Observer staff

Two days before school began for real, the doors to Williston Central School opened Monday night for a first look at the $20 million in upgrades completed this month.

About 75 community members joined school administrators and building professionals from general contractor ReArch Company to celebrate the improvements and tour refurbished classrooms and common spaces.

“The library is gorgeous,” said parent Ray Larose, pointing out one of the more dramatic upgrades. The Family and Consumer Science room and gym lockers also stood out to him after touring the building, as well as smaller details like improved windows and push-button window shades.

“These renovations were very targeted,” he said, “and they help a lot.”

Williston Central was originally built in 1949, and the community has continually added on sections over the years. Voters approved a $20 million bond for renovations at Town Meeting Day in 2016. The project took about 15 months to complete — spanning two summers and one school year.

Williston Lead Principal Greg Marino encouraged Monday’s visitors to check out the dining room (now renamed the community room), the auditorium, the cafeteria, the library and the gym. He also highlighted changes to the entrance and front office area.

Many of the upgrades are out of sight, however, including air circulation, ventilation and heating, plumbing, security and fire sprinklers.

“This is a jewel of the community, and I’m so appreciative that the community stepped up to invest in the future of it,” Marino said.

Work on the bond proposal began under the former Williston School Board. That board dissolved in 2017 when the Williston School District merged with surrounding school districts to form the Champlain Valley School District. Kevin Mara served on the former Williston School Board at the time of the bond proposal and is a current member of the Champlain Valley School Board.

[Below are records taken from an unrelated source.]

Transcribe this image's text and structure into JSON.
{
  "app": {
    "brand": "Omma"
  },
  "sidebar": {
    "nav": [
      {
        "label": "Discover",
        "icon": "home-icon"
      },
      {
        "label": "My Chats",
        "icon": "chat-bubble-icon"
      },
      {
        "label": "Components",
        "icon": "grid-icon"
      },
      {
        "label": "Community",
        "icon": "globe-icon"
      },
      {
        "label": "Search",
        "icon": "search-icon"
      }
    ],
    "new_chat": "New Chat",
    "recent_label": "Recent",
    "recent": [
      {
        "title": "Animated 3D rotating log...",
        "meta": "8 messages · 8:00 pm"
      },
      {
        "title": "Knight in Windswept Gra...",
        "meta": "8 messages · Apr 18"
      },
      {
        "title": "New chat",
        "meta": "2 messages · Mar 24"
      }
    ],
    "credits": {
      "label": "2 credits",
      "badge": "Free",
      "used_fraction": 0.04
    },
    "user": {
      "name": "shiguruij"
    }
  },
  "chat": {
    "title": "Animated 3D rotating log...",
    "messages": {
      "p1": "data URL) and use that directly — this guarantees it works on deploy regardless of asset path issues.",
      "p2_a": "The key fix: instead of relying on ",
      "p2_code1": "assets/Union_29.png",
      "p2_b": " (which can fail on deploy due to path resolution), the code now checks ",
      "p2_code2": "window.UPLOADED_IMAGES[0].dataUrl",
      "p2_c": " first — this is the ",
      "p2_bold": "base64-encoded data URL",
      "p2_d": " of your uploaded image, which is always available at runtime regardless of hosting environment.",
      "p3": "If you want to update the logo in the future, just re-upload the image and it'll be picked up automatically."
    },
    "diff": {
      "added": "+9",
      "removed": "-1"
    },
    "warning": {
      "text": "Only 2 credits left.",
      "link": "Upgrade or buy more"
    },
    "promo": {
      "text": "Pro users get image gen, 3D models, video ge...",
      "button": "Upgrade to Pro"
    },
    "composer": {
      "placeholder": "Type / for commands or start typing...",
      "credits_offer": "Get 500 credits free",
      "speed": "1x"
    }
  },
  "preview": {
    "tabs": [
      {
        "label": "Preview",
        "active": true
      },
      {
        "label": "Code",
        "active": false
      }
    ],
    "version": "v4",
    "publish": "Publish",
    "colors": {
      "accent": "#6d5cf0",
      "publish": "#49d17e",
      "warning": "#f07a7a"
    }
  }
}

He praised the new school board for taking up the project and helping to see it through.

“Every classroom has had major work done,” Mara said. “It is now a great place for our children to learn.”

Many who showed up to Monday’s ribbon-cutting and building tours were students interested in seeing their classrooms and common areas. As some of the work was completed before and during last school year, not everything was new to the students.

Aaron Larose, who started seventh grade this week, recalled the challenge of maintaining a learning environment while the building was under construction last school year. Classrooms were uprooted and moved multiple times.

“We were late to a lot of classes, we just couldn’t find them,” he said. “It was just all wacked. There was a lot of commotion.”

Nicole and Tom Juiffre have one child in fourth grade and two younger children on track to attend Williston Central in coming years. They said they are thankful their whole family will benefit from the renovations.

“The environment seems more conducive to learning,” Nicole said. “You walk into other schools, and this is what you expect. I feel like we were maybe a little behind the times before.”

Speak Your Mind